With a will:
Before she died, Joan wrote a will leaving the house to Kendra. Kendra owns the house, and should continue to take care of it and live in it for as long as she wants. Carol has no right or claim to the house.
Without a will:
Before she died, Joan told Kendra she wanted Kendra to have the house and didn’t want Carol to get it, but never wrote a will. Unfortunately, in this situation, both Kendra and Carol are each entitled to half of the house.

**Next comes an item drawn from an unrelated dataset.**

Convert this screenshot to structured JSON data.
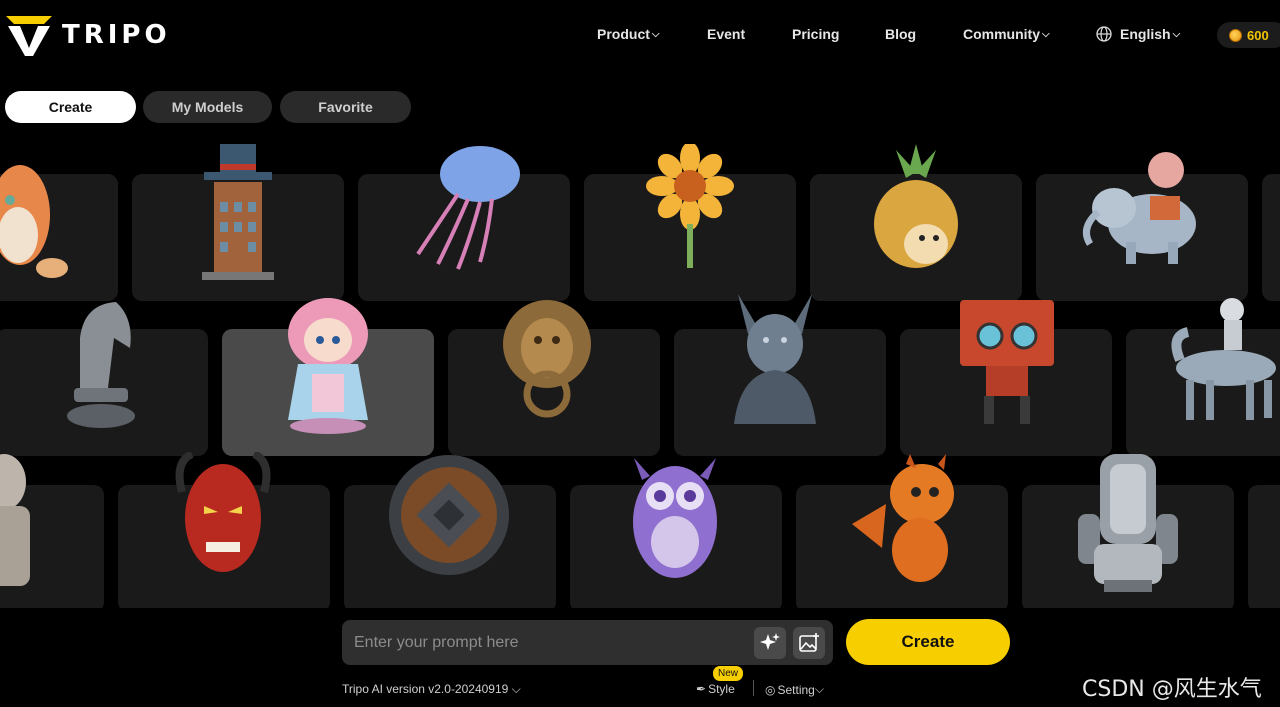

Carol has all the same rights to the house as Kendra, even though Kendra is the only one who has been taking care of it.
That’s why it’s important to get legal advice if you aren’t sure about the ownership of the house you’re living in!

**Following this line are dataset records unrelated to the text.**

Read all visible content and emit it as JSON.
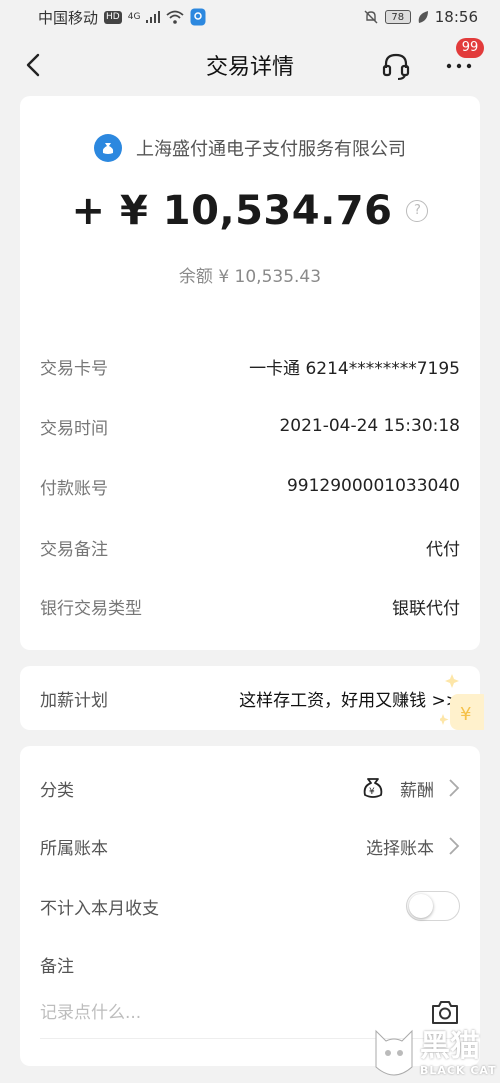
{
  "status_bar": {
    "carrier": "中国移动",
    "hd_badge": "HD",
    "network": "4G",
    "battery_level": "78",
    "time": "18:56",
    "icons": [
      "signal-icon",
      "wifi-icon",
      "location-icon",
      "mute-bell-icon",
      "battery-icon",
      "leaf-icon"
    ]
  },
  "nav": {
    "title": "交易详情",
    "badge_count": "99",
    "icons": [
      "back-icon",
      "headset-icon",
      "more-icon"
    ]
  },
  "transaction": {
    "merchant": "上海盛付通电子支付服务有限公司",
    "amount": "+ ¥ 10,534.76",
    "balance": "余额 ¥ 10,535.43",
    "details": [
      {
        "label": "交易卡号",
        "value": "一卡通 6214********7195"
      },
      {
        "label": "交易时间",
        "value": "2021-04-24 15:30:18"
      },
      {
        "label": "付款账号",
        "value": "9912900001033040"
      },
      {
        "label": "交易备注",
        "value": "代付"
      },
      {
        "label": "银行交易类型",
        "value": "银联代付"
      }
    ]
  },
  "promo": {
    "label": "加薪计划",
    "text": "这样存工资，好用又赚钱 >>"
  },
  "settings": {
    "category": {
      "label": "分类",
      "value": "薪酬"
    },
    "ledger": {
      "label": "所属账本",
      "value": "选择账本"
    },
    "exclude": {
      "label": "不计入本月收支",
      "enabled": false
    },
    "note": {
      "label": "备注",
      "placeholder": "记录点什么..."
    }
  },
  "watermark": {
    "cn": "黑猫",
    "en": "BLACK CAT"
  },
  "colors": {
    "accent_blue": "#2c88df",
    "badge_red": "#e23b3b",
    "background": "#f2f2f2"
  }
}
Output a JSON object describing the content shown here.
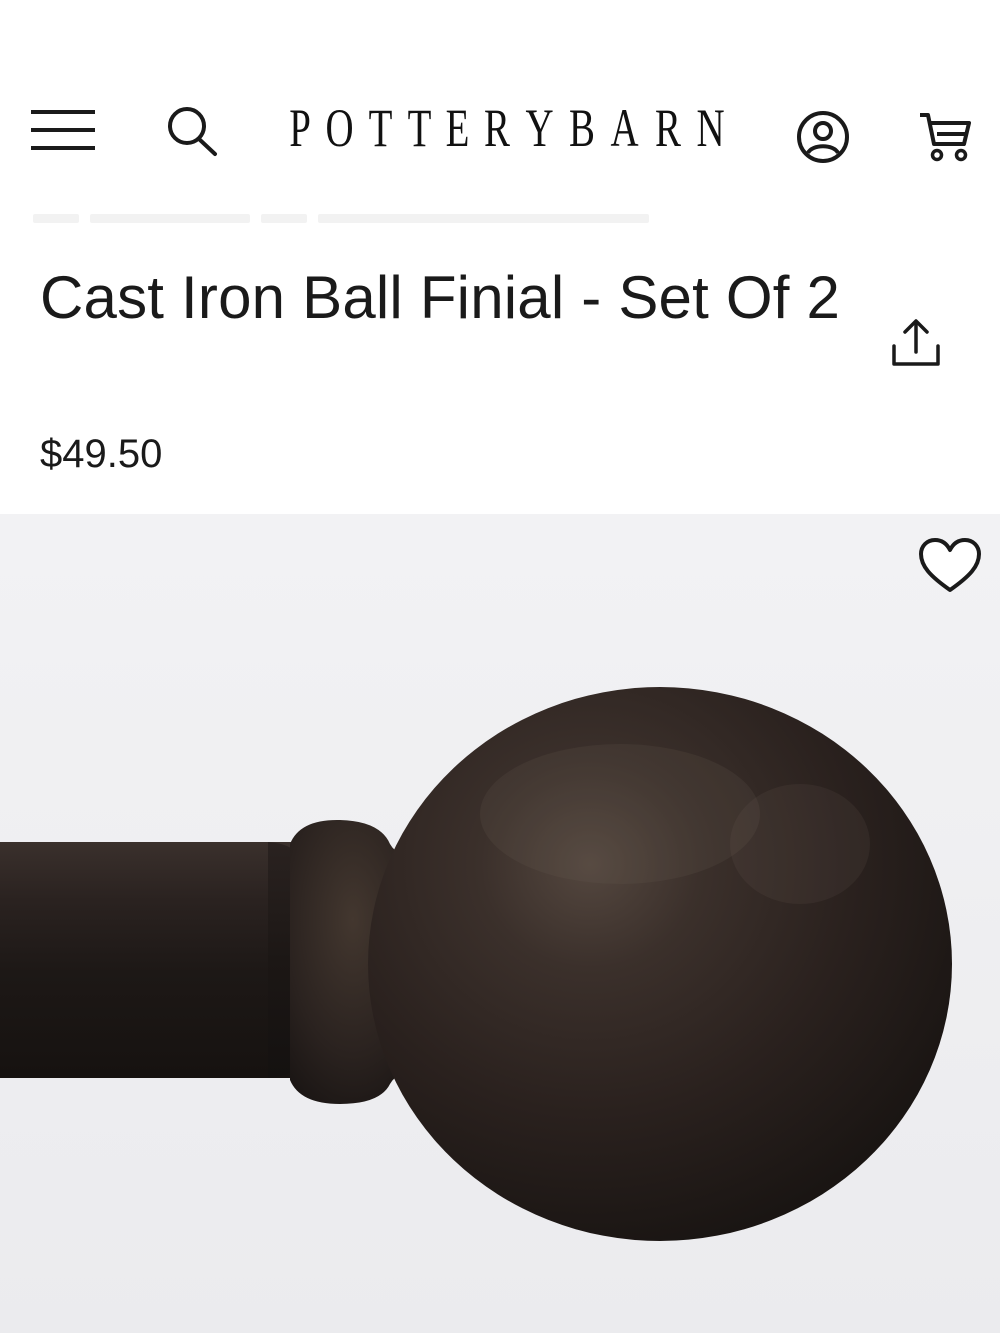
{
  "header": {
    "brand": [
      "P",
      "O",
      "T",
      "T",
      "E",
      "R",
      "Y",
      "B",
      "A",
      "R",
      "N"
    ],
    "icons": {
      "menu": "hamburger-menu-icon",
      "search": "search-icon",
      "account": "account-icon",
      "cart": "cart-icon"
    }
  },
  "product": {
    "title": "Cast Iron Ball Finial - Set Of 2",
    "price": "$49.50",
    "icons": {
      "share": "share-icon",
      "favorite": "heart-icon"
    }
  },
  "colors": {
    "text": "#1a1a1a",
    "image_background": "#f1f1f3",
    "finial": "#2b211d"
  }
}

- If you don’t own the house, you can find out before you spend money or time taking care of it.
- If you do own the house, you can find out if anyone else also has a claim to it and might be somebody you can ask for help.

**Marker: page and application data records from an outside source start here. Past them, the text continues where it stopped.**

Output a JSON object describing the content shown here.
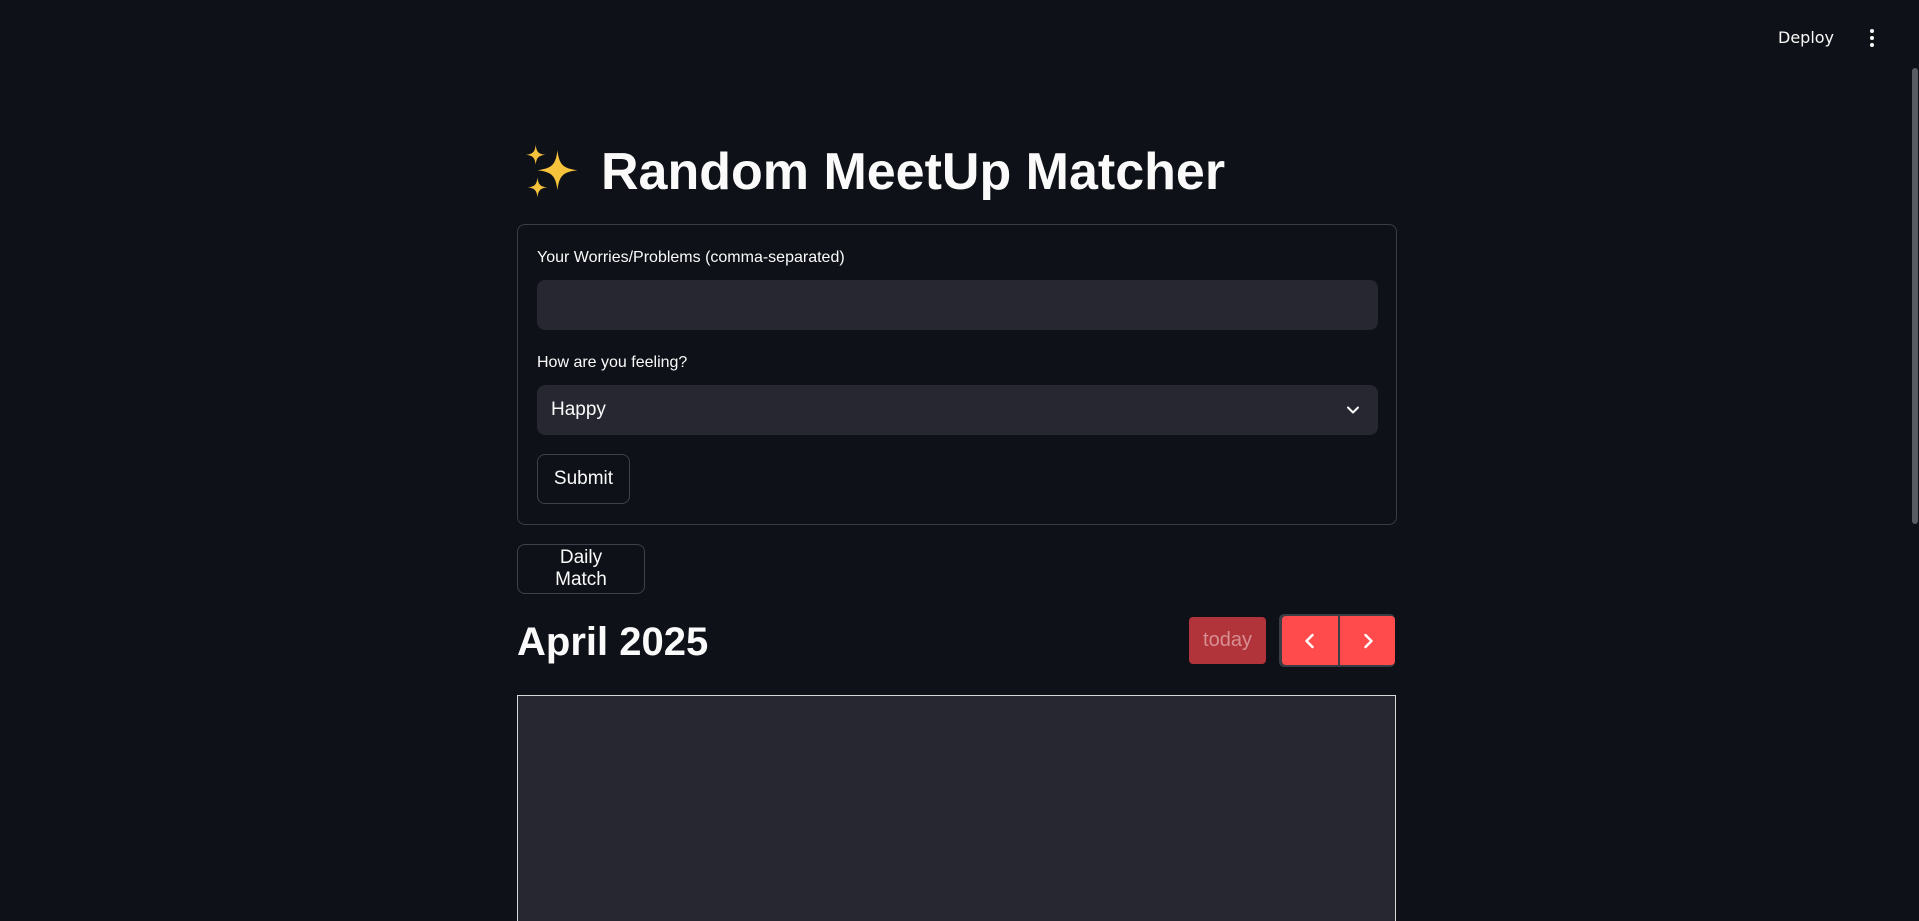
{
  "header": {
    "deploy_label": "Deploy",
    "menu_icon": "vertical-ellipsis-icon"
  },
  "app": {
    "title_icon": "sparkles-icon",
    "title": "Random MeetUp Matcher"
  },
  "form": {
    "worries_label": "Your Worries/Problems (comma-separated)",
    "worries_value": "",
    "worries_placeholder": "",
    "feeling_label": "How are you feeling?",
    "feeling_value": "Happy",
    "submit_label": "Submit"
  },
  "daily_match_label": "Daily Match",
  "calendar": {
    "title": "April 2025",
    "today_label": "today",
    "prev_icon": "chevron-left-icon",
    "next_icon": "chevron-right-icon",
    "today_color": "#b0343a",
    "nav_color": "#ff4b4b"
  },
  "colors": {
    "background": "#0e1117",
    "input_background": "#262730",
    "accent": "#ff4b4b"
  }
}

- If you’ve already spent time and money taking care of the house and it turns out it’s not yours, you can find out what your options are.
Fiction #3: The person whose name is on the deed says they want me to have the house when they die, so the house will be mine when they pass away.
Fact: It depends on how they say that. If they say it in a will, then yes, the house will be yours when they pass away. If they tell you a different way or just mention it in conversation, and you are not part of their immediate family, the likelihood is that some or all of the house will not be yours.
The frustrating truth is that the law only recognizes some relationships, and will still recognize those relationships, even if they aren’t meaningful to us. In fact, without a will, some of the people closest to us, like friends or fiances, have no legal right to inherit from us.
The best way to ensure that your belongings go to who you want them to go to is to have a will. If a loved one tells you they want you to have something of theirs after they die, encourage them to make a will. And if you are living in a house that you think should be yours because the owner told you they wanted you to have it when they died, you should get legal advice to get more information about your situation.
Fiction #4: My house is in someone else’s name, but it hasn’t caused any problems so I don’t need to worry about it.
Fact: The reality is that tangled titles don’t cause problems until they, well, do. But when a problem happens, it’s a big one, and really difficult to solve, even more so if your house is in someone else’s name.
Mortgage companies, utility companies, free home repair programs, Philadelphia’s property tax department, and so many others often can’t or won’t help you if your name isn’t on the deed, even if the house is yours. This means that if you ever want (or need) to refinance your home, apply for property tax or utility assistance, or take advantage of a free repair program, you might not be able to if your house isn’t in your name, even if you’ve been living there your whole life and the house is yours.
Leaving your house in someone else’s name also leaves you vulnerable to deed theft. Deed theft is when someone puts your house in their name without paying you, and often without you even knowing. Untangling your title can help protect you in two ways:
- People are less likely to take homes that are in the names of the people currently living there.
- Once the deed is your name, you can sign up Fraud Guard Alerts, a program that will e-mail you any time a deed is recorded in your name. Sign up here: http://epay.phila-records.com/phillyepay/eagleweb/fraudGuardSignup.jsp
The reality is that the best time to fix a tangled title is when it seems like there’s no reason to do it.
If you can afford a lawyer, you can call the Philadelphia Bar Association’s Lawyer Referral and Information Service (LRIS) at 215-238-6333. If you need free legal assistance, you can contact the Save Your Home Philly Hotline at 215-334-HOME (215-334-4663).